Wells Fargo customers who had fake accounts created in their names are a step closer to some payback.

A federal judge granted preliminary approval over the weekend for Wells Fargo’s $142 million national class action settlement. The court ruled that the settlement, which covers fake accounts back to 2002, “fair, reasonable and adequate.”

 Victims may still have to wait before they get paid. The bank and lawyers for the plaintiffs plan to reach out to customers in the next three months, but the settlement may not be final until early 2018. Still, Wells Fargo CEO Tim Sloan called the court ruling a “major milestone in our efforts to make things right for our customers.”

 Wells Fargo admitted last September that 2 million potentially unauthorized checking and credit card accounts were opened between 2011 and 2015. The bank blamed unrealistic sales goals.
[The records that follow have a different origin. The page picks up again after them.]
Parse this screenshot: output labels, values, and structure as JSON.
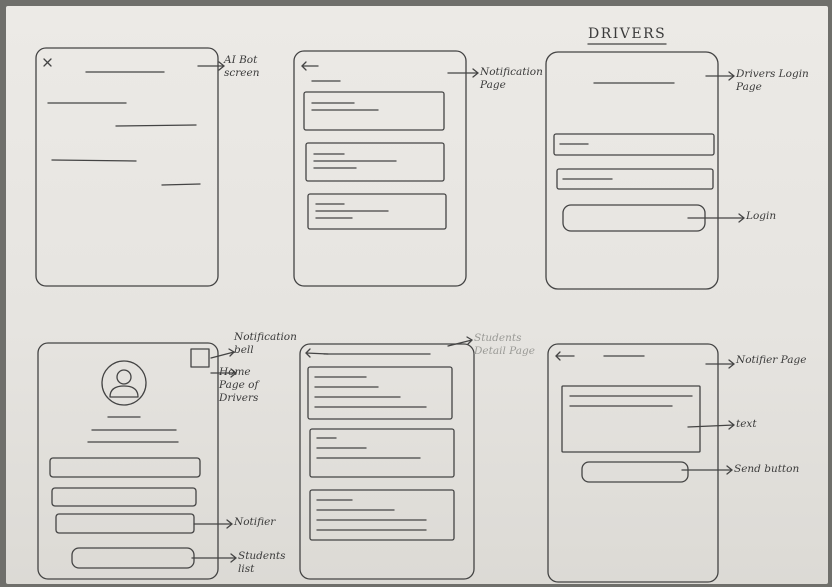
{
  "section_title": "DRIVERS",
  "screens": {
    "ai_bot": {
      "close_icon": "x",
      "annotation": "AI Bot screen"
    },
    "notification_page": {
      "back_icon": "arrow-left",
      "annotation": "Notification Page"
    },
    "drivers_login": {
      "annotation": "Drivers Login Page",
      "login_annotation": "Login"
    },
    "home_page": {
      "avatar_icon": "user-icon",
      "bell_annotation": "Notification bell",
      "annotation": "Home Page of Drivers",
      "notifier_annotation": "Notifier",
      "students_list_annotation": "Students list"
    },
    "students_detail": {
      "annotation": "Students Detail Page"
    },
    "notifier_page": {
      "back_icon": "arrow-left",
      "annotation": "Notifier Page",
      "text_annotation": "text",
      "send_annotation": "Send button"
    }
  },
  "colors": {
    "paper": "#e8e6e2",
    "ink": "#3b3b3b",
    "backdrop": "#6f6f6b"
  }
}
The outrage forced the ouster of longtime CEO John Stumpf and the restructuring of Wells Fargo’s sales targets, and it spawned federal and local investigations.